Gallipoli centenary: At dawn, the young remember the young who perished in one of the First World War's bloodiest battles

At dawn, the young remember the young

A century ago, soldiers of the Empire – many no more than boys – spilt on to Gallipoli’s beaches. On this 100th Anzac Day, there are personal, poetic tributes to their sacrifice
Dissent is slowly building against the billions spent on presidential campaigns – even among politicians themselves

Follow the money as never before

Dissent is slowly building against the billions spent on presidential campaigns – even among politicians themselves, reports Rupert Cornwell
Samuel West interview: The actor and director on austerity, unionisation, and not mentioning his famous parents

Samuel West interview

The actor and director on austerity, unionisation, and not mentioning his famous parents
General Election 2015: Imagine if the leading political parties were fashion labels

Imagine if the leading political parties were fashion labels

Fashion editor, Alexander Fury, on what the leaders' appearances tell us about them
Phumzile Mlambo-Ngcuka: Home can be the unsafest place for women

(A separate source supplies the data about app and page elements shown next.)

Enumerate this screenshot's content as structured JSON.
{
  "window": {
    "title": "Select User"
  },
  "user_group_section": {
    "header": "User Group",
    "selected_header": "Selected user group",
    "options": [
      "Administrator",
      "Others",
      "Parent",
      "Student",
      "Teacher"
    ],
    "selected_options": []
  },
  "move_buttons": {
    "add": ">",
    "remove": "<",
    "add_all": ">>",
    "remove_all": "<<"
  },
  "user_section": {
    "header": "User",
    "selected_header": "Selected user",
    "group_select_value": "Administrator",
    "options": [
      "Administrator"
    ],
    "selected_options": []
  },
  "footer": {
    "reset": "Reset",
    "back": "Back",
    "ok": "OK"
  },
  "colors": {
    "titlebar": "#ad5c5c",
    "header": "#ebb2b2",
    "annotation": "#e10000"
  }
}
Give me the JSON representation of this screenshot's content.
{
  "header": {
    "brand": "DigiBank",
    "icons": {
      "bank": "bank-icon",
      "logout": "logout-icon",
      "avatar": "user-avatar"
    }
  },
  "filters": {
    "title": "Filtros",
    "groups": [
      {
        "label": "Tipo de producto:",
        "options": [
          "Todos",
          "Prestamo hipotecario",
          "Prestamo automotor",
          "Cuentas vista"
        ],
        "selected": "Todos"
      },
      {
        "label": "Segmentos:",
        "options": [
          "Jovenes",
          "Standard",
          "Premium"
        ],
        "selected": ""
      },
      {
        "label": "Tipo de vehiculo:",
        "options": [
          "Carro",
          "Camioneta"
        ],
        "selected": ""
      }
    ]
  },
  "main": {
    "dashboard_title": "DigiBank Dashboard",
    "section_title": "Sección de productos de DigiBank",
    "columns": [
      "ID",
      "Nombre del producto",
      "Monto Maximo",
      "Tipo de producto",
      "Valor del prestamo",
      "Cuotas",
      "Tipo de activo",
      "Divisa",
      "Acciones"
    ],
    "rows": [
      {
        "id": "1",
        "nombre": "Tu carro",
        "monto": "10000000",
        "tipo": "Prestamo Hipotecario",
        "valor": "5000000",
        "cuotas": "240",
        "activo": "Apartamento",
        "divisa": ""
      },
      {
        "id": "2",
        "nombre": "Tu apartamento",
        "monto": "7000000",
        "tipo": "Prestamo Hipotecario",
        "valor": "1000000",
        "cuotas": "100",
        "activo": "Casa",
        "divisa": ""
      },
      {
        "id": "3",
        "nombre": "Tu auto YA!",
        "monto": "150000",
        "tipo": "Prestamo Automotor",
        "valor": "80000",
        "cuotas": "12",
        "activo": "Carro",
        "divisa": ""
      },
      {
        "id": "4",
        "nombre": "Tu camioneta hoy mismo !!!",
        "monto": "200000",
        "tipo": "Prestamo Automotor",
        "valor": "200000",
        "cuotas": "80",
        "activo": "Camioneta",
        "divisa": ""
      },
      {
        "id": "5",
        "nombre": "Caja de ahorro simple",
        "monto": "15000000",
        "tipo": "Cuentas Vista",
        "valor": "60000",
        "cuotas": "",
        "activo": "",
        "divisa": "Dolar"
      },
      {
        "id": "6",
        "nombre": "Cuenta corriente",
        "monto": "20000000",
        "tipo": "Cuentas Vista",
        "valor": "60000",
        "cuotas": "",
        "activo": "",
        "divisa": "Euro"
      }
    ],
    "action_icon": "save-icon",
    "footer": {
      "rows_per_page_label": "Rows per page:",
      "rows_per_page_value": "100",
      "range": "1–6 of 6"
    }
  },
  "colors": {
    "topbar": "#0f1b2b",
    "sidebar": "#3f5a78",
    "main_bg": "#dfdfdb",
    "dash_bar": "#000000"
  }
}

Phumzile Mlambo-Ngcuka: Home can be the unsafest place for women

The architect of the HeForShe movement and head of UN Women on the world's failure to combat domestic violence